In addition, Silicon Slopes is opening up two more testing sites -- one in Orem and another in Provo.
"We think we can get ahead of this and not just flatten the curve, we think we can crush the curve," said Dave Elkington, the founder of InsideSales.com.
The initiative is ambitious. Tech company CEOs appeared excited to discuss how they've "open sourced" supply chains for testing supplies and created a website they believe can gather data about people and ultimately pinpoint "hotspots" for the virus.
"This is a startup. It’s young. The early results are incredible," said Ryan Smith, the CEO of Qualtrics.
Even state officials seemed hopeful of the results.
"We’re building capacity so we don’t have to live our lives in shelter all the time," Lt. Governor Spencer Cox, who heads the state's COVID-19 Task Force, said. "So we can find the people they’ve come in contact with, even if they don’t have symptoms so we will eventually be able to test all of them."
Testing has been a critical issue for the state. Utah has partnered with Intermountain Healthcare, ARUP and University of Utah Health for COVID-19 test sites. It has increased in recent weeks, giving Utah increasingly good data about who has the virus and helping pinpoint where they contracted it.
On Thursday, the Utah Department of Health announced that 1,074 people have tested positive for COVID-19. There have been 21,065 tests administered and 100 people hospitalized. So far, seven people have died from it.
Silicon Slopes said data collected from the TestUtah.com website would be shared with the Centers for Disease Control and Prevention and the Utah Department of Health. The tech companies, who thrive on data, promised to delete it all when the crisis was over.
"We’re going to be very transparent. No tech company is going to make any money off of this," said Clint Betts, the CEO of Silicon Slopes Commons, the group representing the tech companies.
Pressed about the scientific soundness of the initiative, Kristen Cox, the director of the Governor's Office of Management and Budget conceded they were breaking some new ground.

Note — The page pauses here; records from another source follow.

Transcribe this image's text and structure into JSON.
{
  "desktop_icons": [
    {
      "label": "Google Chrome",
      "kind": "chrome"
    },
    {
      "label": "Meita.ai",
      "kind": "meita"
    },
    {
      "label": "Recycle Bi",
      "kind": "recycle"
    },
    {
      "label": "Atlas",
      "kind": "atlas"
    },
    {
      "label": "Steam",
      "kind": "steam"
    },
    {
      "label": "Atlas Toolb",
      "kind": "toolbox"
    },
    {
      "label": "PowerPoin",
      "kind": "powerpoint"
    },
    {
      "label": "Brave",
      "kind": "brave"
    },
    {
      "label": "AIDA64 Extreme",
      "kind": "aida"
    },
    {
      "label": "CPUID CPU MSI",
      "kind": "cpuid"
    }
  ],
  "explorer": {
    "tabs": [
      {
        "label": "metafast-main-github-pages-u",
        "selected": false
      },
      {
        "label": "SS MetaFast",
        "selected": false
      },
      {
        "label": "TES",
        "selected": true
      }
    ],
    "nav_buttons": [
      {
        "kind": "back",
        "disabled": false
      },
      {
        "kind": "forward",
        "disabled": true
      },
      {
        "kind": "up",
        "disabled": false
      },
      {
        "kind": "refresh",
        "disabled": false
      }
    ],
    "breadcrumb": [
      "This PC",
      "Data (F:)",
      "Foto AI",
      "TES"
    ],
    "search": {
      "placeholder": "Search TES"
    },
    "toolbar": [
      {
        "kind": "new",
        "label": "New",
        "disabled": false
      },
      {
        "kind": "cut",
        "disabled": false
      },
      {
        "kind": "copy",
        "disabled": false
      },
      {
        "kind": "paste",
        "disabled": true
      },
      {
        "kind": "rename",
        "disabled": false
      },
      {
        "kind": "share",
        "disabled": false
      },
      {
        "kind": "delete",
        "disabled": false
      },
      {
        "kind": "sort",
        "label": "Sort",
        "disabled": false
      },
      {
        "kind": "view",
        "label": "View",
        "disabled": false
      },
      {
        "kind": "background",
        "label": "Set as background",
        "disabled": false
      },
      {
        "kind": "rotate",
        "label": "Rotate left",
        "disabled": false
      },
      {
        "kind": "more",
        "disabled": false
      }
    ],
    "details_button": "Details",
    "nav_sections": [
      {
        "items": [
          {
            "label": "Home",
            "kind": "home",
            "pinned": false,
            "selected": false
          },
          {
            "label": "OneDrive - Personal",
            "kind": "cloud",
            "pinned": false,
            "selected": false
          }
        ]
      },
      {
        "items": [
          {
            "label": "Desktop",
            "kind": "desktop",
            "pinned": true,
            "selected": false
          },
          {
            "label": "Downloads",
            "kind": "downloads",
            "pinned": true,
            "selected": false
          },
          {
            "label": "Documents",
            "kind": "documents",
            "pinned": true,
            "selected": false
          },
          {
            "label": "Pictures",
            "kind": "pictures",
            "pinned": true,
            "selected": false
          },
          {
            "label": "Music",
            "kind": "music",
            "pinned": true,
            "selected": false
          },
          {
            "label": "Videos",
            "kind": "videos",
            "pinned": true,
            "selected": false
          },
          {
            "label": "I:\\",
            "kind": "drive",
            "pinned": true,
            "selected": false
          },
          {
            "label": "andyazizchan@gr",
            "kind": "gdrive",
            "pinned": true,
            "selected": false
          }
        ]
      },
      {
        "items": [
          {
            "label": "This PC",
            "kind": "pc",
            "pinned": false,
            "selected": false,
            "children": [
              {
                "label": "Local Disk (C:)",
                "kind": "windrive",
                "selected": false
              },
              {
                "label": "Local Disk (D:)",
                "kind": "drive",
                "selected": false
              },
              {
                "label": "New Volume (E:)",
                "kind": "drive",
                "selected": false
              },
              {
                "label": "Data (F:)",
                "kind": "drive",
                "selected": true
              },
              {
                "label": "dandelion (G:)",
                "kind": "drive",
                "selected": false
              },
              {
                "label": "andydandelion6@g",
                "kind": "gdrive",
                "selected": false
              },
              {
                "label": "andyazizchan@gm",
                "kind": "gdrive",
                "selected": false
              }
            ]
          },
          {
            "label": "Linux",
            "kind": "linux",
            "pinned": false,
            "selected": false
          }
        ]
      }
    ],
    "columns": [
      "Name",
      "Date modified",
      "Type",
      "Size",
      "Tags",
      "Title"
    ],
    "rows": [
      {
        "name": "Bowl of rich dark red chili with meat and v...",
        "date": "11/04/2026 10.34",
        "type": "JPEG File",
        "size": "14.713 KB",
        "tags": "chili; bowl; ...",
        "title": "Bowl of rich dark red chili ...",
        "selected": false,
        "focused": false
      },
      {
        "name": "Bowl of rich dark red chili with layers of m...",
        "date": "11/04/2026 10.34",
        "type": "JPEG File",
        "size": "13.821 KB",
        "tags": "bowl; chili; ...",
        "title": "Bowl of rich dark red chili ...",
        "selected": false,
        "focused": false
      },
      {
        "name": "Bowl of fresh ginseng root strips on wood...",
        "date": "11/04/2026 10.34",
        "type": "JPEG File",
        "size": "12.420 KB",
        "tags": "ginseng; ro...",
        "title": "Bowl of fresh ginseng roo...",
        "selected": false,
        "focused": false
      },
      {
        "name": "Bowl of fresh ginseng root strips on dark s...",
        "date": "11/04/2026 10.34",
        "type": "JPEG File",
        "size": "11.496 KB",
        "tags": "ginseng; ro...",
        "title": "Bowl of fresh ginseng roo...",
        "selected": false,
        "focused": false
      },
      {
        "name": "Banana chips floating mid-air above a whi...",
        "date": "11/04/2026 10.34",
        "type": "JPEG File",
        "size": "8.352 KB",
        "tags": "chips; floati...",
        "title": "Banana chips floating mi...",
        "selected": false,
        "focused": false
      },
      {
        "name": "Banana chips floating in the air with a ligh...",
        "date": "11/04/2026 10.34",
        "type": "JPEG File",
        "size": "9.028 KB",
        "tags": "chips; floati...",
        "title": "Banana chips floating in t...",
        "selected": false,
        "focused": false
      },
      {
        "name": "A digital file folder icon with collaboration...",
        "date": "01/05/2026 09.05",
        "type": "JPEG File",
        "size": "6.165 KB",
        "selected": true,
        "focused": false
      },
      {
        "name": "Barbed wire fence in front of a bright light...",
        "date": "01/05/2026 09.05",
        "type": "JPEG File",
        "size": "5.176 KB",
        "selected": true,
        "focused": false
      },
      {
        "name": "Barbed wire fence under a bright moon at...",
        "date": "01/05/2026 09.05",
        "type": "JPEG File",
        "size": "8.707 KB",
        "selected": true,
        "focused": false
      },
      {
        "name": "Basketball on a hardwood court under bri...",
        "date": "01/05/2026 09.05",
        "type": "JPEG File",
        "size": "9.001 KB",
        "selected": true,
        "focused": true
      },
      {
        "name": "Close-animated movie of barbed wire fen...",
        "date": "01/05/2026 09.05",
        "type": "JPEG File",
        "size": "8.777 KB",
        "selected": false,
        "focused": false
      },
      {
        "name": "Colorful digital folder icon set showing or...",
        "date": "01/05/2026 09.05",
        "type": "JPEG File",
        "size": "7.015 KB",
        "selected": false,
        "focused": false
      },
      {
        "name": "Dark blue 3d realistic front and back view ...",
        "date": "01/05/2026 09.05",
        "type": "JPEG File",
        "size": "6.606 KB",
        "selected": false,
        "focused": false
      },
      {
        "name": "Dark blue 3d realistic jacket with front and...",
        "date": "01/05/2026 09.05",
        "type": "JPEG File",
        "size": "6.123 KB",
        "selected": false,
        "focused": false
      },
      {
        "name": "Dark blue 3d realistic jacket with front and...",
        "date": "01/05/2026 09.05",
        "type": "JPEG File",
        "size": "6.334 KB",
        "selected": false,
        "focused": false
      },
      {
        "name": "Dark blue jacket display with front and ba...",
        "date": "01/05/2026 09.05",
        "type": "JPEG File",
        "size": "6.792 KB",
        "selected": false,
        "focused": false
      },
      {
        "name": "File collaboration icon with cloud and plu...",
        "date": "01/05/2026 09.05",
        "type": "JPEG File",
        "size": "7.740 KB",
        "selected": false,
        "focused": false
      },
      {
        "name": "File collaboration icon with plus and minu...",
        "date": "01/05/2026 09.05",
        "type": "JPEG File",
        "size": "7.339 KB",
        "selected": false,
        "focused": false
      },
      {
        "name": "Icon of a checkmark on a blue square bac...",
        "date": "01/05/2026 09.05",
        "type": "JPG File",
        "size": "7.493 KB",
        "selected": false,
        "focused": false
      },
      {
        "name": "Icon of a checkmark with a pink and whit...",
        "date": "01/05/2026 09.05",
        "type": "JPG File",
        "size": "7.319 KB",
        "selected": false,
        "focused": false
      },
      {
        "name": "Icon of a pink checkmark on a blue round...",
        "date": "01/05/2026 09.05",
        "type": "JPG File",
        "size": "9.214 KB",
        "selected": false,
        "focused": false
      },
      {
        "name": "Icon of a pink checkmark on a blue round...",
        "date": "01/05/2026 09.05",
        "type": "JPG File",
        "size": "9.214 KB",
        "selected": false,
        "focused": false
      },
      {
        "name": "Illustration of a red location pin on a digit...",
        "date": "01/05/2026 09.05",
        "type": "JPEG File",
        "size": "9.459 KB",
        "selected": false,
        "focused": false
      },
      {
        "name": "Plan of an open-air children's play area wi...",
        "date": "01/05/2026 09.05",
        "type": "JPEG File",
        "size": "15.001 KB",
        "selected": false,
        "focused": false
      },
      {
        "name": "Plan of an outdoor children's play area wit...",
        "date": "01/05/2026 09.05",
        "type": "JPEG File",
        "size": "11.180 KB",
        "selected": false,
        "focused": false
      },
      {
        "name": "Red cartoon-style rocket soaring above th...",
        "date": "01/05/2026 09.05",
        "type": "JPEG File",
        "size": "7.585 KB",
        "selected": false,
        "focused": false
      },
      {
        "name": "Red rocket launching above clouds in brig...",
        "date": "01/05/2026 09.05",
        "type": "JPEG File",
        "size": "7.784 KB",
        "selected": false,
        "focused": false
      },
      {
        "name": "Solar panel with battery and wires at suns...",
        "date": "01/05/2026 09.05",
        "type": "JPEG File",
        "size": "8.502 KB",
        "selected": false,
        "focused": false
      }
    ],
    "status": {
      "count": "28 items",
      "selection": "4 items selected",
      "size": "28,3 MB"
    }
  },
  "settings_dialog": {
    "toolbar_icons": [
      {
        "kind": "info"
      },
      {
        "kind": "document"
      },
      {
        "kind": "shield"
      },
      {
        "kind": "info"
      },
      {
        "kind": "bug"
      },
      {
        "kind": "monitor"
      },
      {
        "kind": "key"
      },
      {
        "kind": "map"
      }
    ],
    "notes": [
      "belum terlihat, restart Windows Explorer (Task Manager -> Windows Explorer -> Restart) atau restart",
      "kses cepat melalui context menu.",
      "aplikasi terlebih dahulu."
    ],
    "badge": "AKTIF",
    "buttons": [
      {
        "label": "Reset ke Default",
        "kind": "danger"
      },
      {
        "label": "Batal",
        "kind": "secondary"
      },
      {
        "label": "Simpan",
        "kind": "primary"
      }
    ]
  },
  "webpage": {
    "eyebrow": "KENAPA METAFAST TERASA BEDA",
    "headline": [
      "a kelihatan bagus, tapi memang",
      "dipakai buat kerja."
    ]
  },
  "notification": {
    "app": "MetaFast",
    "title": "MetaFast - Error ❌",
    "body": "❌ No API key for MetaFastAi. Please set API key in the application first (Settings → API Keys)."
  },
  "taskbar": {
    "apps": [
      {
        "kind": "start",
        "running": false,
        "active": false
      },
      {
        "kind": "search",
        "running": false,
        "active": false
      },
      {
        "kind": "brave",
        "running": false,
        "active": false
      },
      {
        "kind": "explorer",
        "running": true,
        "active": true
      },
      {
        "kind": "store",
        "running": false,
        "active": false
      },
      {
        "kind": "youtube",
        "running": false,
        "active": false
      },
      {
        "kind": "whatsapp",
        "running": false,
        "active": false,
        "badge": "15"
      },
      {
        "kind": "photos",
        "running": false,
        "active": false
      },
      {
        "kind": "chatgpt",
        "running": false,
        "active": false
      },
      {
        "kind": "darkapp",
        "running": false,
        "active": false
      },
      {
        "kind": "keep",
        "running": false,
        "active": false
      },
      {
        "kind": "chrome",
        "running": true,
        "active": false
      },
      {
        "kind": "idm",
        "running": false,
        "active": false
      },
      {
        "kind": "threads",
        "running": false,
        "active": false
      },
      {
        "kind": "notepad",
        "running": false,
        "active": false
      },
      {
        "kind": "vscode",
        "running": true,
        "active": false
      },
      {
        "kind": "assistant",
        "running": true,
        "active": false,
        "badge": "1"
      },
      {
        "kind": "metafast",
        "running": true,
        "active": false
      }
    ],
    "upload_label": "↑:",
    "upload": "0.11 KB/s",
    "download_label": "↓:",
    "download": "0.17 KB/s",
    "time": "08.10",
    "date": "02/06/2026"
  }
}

"We are not medical experts. So when it comes to testing protocol, who gets in first, what are their risk levels, how do you triage, that has been developed by experts at the department of health," she said.
The state epidemiologist told reporters on Thursday that she still recommended only those who are showing symptoms of COVID-19 go get tested right now. But Dr. Angela Dunn said more data is good for the Utah Department of Health to know the scale of the pandemic in the state.
"We know that a huge part of solving this pandemic in Utah is to identify people with COVID-19. So any initiative that allows us to identify more positive COVID-19 cases, allows us to do better public initiatives," Dr. Dunn said.